- Task to carry out -
Word for word, repeat each line of the listing below.
+ + + + +
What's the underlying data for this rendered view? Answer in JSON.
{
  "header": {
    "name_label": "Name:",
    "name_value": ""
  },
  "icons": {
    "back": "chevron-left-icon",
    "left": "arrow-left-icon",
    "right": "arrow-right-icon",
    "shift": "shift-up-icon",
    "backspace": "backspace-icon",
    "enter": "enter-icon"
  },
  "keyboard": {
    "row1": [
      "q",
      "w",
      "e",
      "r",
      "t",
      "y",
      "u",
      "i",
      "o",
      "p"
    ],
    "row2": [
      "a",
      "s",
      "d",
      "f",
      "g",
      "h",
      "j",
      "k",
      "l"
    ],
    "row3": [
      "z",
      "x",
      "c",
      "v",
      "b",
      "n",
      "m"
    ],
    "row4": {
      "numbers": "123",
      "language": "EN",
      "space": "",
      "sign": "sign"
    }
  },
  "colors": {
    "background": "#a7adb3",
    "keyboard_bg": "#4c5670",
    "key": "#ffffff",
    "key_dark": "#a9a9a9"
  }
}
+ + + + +
- Answer to this problem -
What's the underlying data for this rendered view? Answer in JSON.
{
  "header": {
    "name_label": "Name:",
    "name_value": ""
  },
  "icons": {
    "back": "chevron-left-icon",
    "left": "arrow-left-icon",
    "right": "arrow-right-icon",
    "shift": "shift-up-icon",
    "backspace": "backspace-icon",
    "enter": "enter-icon"
  },
  "keyboard": {
    "row1": [
      "q",
      "w",
      "e",
      "r",
      "t",
      "y",
      "u",
      "i",
      "o",
      "p"
    ],
    "row2": [
      "a",
      "s",
      "d",
      "f",
      "g",
      "h",
      "j",
      "k",
      "l"
    ],
    "row3": [
      "z",
      "x",
      "c",
      "v",
      "b",
      "n",
      "m"
    ],
    "row4": {
      "numbers": "123",
      "language": "EN",
      "space": "",
      "sign": "sign"
    }
  },
  "colors": {
    "background": "#a7adb3",
    "keyboard_bg": "#4c5670",
    "key": "#ffffff",
    "key_dark": "#a9a9a9"
  }
}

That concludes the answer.